But where it comes to life is in the playtest, which are a couple of my favourite hours of the week where I get to put aside the rest of the world and sit with the team on Tuesdays and Thursdays and just play the latest of what’s in the game. We then get all the feedback and talk about how things are coming together and we do that until things are honed and feeling really good.

We have had just over 40 unlockable guardians in the game and we’re now at 60 plus, with more to come.
Mark Raham

Just to be clear and put the message out, this game is still very much in development. Things are still ongoing…

I mean, the game’s not even a year old. So you know it’s still relatively new and when we launched, we have had just over 40 unlockable guardians in the game and we’re now at 60 plus, with more to come. The question that we keep asking ourselves is, how do we broaden and deepen the experience for the players? So yeah, there’s a full team effort to continue to develop the experience.

Do you have any upcoming milestones for when the next update will hit?

We’re still doing monthly updates, which works for our players and we’re continuing to release new guardians, story content and events. To me, that’s really what's amazing about creating a web service game, it’s not just one and you’re done. It’s an evolving story and your audience has the chance to interact and give you feedback. I really love the community that’s gathered around this game.

You can add new content and updates when you want, so in theory, could we get other IPs like Star Wars in the Mirrorverse?

Right now, we’re focusing on Disney Animation and Disney live-action Pixar. There’s enough there for us to work with for a really long time. When you think about it, it’s not just the blockbuster films, there’s the 90s afternoon TV series stuff, so there’s a ton of interesting and amazing stories to dig into.

Does the creativity flow the other way? Could you see this game as its own series on Disney Plus?

There’s so much story material that there can be all kinds of expressions of the Mirrorverse. We’ve already seen Dinsey and their partner McFarlane Toys put out a number of lines of collectables. So, I think the way it’s resonating, there’s a lot of opportunity for further cross-collaboration for sure.

What can you tell us about the future of Disney Mirrorverse? What’s next in development?

For me, the most important thing is continuing to build relationships with players and understanding the community. There are a number of very cool characters that are coming in the future.


Deputy Editor
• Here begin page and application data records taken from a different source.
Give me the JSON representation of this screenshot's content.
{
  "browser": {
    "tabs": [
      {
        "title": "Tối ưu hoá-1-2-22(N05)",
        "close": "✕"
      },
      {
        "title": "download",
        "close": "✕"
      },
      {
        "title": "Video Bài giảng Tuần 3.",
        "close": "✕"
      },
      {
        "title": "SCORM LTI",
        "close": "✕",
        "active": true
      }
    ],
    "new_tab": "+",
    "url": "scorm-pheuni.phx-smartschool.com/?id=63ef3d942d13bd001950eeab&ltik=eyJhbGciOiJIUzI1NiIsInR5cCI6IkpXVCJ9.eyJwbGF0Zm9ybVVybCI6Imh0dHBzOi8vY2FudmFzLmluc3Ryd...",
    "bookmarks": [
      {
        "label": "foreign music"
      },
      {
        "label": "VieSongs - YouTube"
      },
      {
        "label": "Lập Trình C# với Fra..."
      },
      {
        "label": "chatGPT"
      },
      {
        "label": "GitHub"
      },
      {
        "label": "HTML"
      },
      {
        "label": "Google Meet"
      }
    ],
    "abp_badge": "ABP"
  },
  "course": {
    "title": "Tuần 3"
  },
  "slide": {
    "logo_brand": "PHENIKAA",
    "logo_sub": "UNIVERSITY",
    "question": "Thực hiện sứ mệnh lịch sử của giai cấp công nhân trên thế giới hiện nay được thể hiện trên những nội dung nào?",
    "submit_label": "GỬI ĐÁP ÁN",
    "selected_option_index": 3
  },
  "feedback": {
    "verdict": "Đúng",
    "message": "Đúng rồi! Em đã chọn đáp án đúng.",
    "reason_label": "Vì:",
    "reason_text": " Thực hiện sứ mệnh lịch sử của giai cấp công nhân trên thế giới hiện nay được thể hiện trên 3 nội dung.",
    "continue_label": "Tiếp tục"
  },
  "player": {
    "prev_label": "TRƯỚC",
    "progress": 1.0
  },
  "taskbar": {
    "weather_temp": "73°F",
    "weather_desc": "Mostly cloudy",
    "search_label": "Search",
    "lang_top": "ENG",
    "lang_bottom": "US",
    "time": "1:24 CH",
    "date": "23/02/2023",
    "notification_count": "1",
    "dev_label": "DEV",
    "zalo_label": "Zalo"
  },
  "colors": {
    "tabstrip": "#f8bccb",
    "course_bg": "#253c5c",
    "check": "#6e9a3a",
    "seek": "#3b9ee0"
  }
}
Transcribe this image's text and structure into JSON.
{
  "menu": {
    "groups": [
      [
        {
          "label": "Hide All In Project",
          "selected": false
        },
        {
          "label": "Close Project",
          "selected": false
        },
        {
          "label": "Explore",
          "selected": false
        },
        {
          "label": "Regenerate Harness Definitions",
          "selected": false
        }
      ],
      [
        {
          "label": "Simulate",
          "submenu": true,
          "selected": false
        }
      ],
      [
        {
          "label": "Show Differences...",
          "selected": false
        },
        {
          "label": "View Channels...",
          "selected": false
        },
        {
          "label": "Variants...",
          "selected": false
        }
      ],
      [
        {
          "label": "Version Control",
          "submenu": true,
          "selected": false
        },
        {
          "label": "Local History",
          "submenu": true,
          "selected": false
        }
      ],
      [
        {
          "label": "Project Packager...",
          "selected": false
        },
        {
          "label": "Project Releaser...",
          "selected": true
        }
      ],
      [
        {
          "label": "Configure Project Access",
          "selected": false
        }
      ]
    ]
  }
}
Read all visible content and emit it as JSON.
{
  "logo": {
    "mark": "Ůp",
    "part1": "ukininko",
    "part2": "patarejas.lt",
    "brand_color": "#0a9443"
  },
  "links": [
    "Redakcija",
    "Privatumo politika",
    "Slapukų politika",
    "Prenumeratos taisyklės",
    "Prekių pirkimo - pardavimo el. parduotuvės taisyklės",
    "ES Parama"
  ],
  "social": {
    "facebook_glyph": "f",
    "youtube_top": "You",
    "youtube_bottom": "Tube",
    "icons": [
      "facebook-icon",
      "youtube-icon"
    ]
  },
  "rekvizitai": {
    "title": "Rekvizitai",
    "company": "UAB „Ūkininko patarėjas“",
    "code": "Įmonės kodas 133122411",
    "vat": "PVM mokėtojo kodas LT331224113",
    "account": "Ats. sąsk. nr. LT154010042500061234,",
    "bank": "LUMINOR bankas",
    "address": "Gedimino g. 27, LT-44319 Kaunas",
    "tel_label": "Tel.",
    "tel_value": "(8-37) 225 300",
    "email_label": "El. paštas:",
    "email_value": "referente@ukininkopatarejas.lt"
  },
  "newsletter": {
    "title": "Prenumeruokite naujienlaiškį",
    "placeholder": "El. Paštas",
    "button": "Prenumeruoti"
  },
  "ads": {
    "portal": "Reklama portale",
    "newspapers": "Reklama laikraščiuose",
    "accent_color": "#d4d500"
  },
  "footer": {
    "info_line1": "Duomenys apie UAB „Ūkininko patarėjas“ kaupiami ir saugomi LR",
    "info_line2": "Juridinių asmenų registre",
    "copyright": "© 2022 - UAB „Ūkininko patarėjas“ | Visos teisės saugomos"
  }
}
Paige is the Deputy Editor on who, in the past, has worked in games journalism covering new releases, reviews and news. Coming from a multimedia background, she has dabbled in video editing, photography, graphic and web design! If she's not writing about the games industry, she can probably be found working through her ever-growing game backlog or buried in a good book.